    An earlier anticipated contest for the opposition flag bearer did not take place after the leaders reached consensus during a Monday meeting held in Kampala. A team led by Professor Dani Nabudere, Professors Frederic Jjuuko, John Jean Barya and retired Bishop Balagadde Ssekadde brokered the deal that saw the other contenders; Hussein Kyanjo of Jeema, CP’s Prof James Kigongo and SDP’s Michael Mabikke offer to support Dr Besigye.

    “I am persuaded that what we are doing is a directive from the people of Uganda who, for a long time, have demanded that their leaders should unite,” Dr Besigye said. “…. Those who wish the IPC dead should pray for a long time for themselves because they may not live to see that happen.”

    The FDC leader sought to reassure opposition supporters that he can be an electable candidate on the third attempt. “I pray that we all appreciate that pushing a dictatorship from power is a challenging situation and it is not one man’s mission,” Dr Besigye said. “It is true that our share of votes have been rising while those of Mr Museveni have been falling, and I am sure that in the next elections if nobody has told government this, then they should be told that they have six months to pack their bags.”

    Dr Besigye took 29 per cent of the vote in 2001 when he stood under the Reform Agenda pressure group, and 37 per cent in 2006 when he stood under the FDC. The Supreme Court found widespread irregularities in both elections but ruled, in 2006, that these were not substantial enough to change the outcome of the result.

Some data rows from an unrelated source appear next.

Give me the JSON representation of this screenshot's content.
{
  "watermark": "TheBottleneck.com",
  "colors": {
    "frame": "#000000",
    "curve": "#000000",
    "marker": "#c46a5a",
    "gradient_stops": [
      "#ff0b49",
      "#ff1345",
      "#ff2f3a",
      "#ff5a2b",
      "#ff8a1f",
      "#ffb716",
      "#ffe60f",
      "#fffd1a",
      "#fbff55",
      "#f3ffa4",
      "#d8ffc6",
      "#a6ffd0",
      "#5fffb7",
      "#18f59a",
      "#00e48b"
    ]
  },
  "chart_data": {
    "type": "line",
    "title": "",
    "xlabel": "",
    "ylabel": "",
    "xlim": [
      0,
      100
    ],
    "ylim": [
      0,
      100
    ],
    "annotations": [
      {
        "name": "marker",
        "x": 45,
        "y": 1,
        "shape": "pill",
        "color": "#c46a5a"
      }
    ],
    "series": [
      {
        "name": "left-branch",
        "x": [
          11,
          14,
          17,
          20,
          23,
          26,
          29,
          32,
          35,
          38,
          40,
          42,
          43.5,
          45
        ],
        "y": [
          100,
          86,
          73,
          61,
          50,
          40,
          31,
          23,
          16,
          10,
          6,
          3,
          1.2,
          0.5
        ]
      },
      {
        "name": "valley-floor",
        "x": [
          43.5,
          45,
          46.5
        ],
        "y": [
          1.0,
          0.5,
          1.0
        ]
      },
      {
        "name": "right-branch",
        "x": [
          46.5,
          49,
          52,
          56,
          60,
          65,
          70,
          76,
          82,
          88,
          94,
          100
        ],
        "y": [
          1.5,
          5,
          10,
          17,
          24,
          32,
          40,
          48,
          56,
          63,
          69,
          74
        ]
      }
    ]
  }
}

He extended an olive branch to the Uganda People’s Congress and the Democratic Party, the two parties that pulled out of the coalition, citing lack of focus